Every time that you need a new one, you will need to go through your doctor or dentist. And here’s the kicker – despite some time spent in researching I have been unable to find a cost for the device in the US. Aveo TSD does not offer a satisfaction guarantee. Like the GMSS device there are possible initial physical side effects such as a soreness to the tip of the tongue and excess salivation. Again these will eventually disappear as you become used to the device.
Of the two TSDs mentioned above I would suggest that the first one to try would be the GMSS. The GMSS is recommended because of its track record of effectiveness, easy availability, cost certainty, and, if it doesn’t work for you, you can get a full refund.
MADs And Dentures, Crowns and Bridges
Some MAD manufacturers suggest that their devices are suitable for denture wearers. In some cases this may be true, as long as you do not have a full set. However, if you do have dentures it is recommended that you talk to your dentist first before you use any MAD mouthpiece. It will be worth the consultation, without a doubt.
9 response on “The Best Snoring Mouthpieces For Denture Wearers”
What device would be best for someone who soaks their Dentures every night and don’t sleep with them?
You’ll want to check out the Good Morning Snore Solution.
Thanks for commenting!
will gmss work with no teeth or dentures?
Yes, Paul. I have heard from such patients, and they confirm that unlike other MAD mouthpieces, you can use the GMSS without teeth. This is mainly because you don’t have to bite down, which you have to do with nearly every other mouthpiece.
Thanks for commenting!
Will it work if you sleep with Dentures?
Hi Paul. Great question.
The answer is yes. The GMSS is the only mouthpiece we recommend for snorers with dentures.
Can a mad be altered when you get a new implant on the side. The current dentist is not the one who originally fit my devise.
Hi Tonya. Well, the SnoreRX does allow for a good range of adjustment, but if dental work is your issue, GMSS might be your only shot. Either way, both have long trial periods so if they don’t work, send ’em back.
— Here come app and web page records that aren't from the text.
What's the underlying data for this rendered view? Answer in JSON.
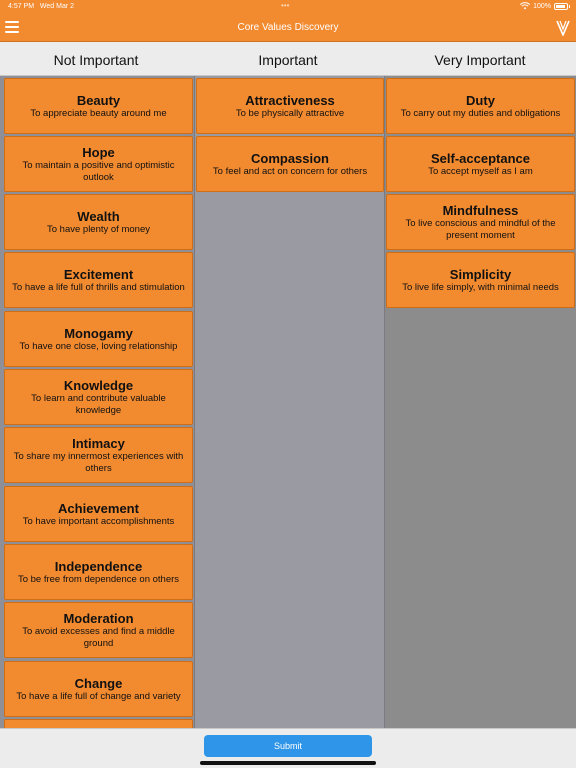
{
  "status_bar": {
    "time": "4:57 PM",
    "date": "Wed Mar 2",
    "multitask_dots": "•••",
    "battery": "100%",
    "wifi_icon": "wifi-icon",
    "battery_icon": "battery-icon"
  },
  "nav": {
    "title": "Core Values Discovery",
    "menu_icon": "hamburger-menu-icon",
    "logo_icon": "v-logo-icon"
  },
  "columns": [
    {
      "title": "Not Important",
      "cards": [
        {
          "title": "Beauty",
          "desc": "To appreciate beauty around me"
        },
        {
          "title": "Hope",
          "desc": "To maintain a positive and optimistic outlook"
        },
        {
          "title": "Wealth",
          "desc": "To have plenty of money"
        },
        {
          "title": "Excitement",
          "desc": "To have a life full of thrills and stimulation"
        },
        {
          "title": "Monogamy",
          "desc": "To have one close, loving relationship"
        },
        {
          "title": "Knowledge",
          "desc": "To learn and contribute valuable knowledge"
        },
        {
          "title": "Intimacy",
          "desc": "To share my innermost experiences with others"
        },
        {
          "title": "Achievement",
          "desc": "To have important accomplishments"
        },
        {
          "title": "Independence",
          "desc": "To be free from dependence on others"
        },
        {
          "title": "Moderation",
          "desc": "To avoid excesses and find a middle ground"
        },
        {
          "title": "Change",
          "desc": "To have a life full of change and variety"
        }
      ]
    },
    {
      "title": "Important",
      "cards": [
        {
          "title": "Attractiveness",
          "desc": "To be physically attractive"
        },
        {
          "title": "Compassion",
          "desc": "To feel and act on concern for others"
        }
      ]
    },
    {
      "title": "Very Important",
      "cards": [
        {
          "title": "Duty",
          "desc": "To carry out my duties and obligations"
        },
        {
          "title": "Self-acceptance",
          "desc": "To accept myself as I am"
        },
        {
          "title": "Mindfulness",
          "desc": "To live conscious and mindful of the present moment"
        },
        {
          "title": "Simplicity",
          "desc": "To live life simply, with minimal needs"
        }
      ]
    }
  ],
  "footer": {
    "submit_label": "Submit"
  },
  "colors": {
    "accent": "#f28a30",
    "button": "#2f95e8"
  }
}
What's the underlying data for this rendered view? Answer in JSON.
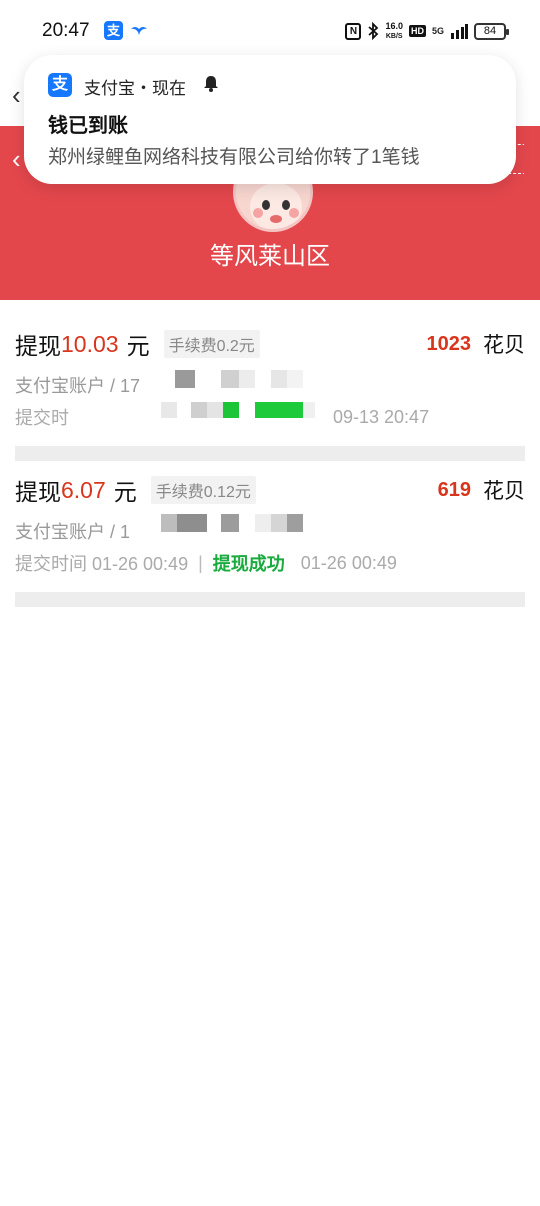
{
  "status_bar": {
    "time": "20:47",
    "app_icon": "支",
    "nfc": "N",
    "speed_value": "16.0",
    "speed_unit": "KB/S",
    "hd": "HD",
    "network": "5G",
    "battery": "84"
  },
  "notification": {
    "app_icon": "支",
    "source": "支付宝・现在",
    "title": "钱已到账",
    "body": "郑州绿鲤鱼网络科技有限公司给你转了1笔钱"
  },
  "header": {
    "username": "等风莱山区",
    "bg_color": "#e3474c"
  },
  "records": [
    {
      "title": "提现",
      "amount": "10.03",
      "unit": "元",
      "fee": "手续费0.2元",
      "points": "1023",
      "points_unit": "花贝",
      "account": "支付宝账户 / 17",
      "time_label": "提交时",
      "status": "",
      "finish_time": "09-13 20:47"
    },
    {
      "title": "提现",
      "amount": "6.07",
      "unit": "元",
      "fee": "手续费0.12元",
      "points": "619",
      "points_unit": "花贝",
      "account": "支付宝账户 / 1",
      "time_label": "提交时间 01-26 00:49",
      "status": "提现成功",
      "finish_time": "01-26 00:49"
    }
  ],
  "colors": {
    "accent_red": "#d9351d",
    "success_green": "#1aab3e",
    "alipay_blue": "#1677ff"
  }
}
Snoring is quite a common problem. But for denture wearers, this problem is bigger than most, at least from what I’ve seen. There are options available for them, and it is very good thing. Thanks. After reading this post, at least people know they have a solution.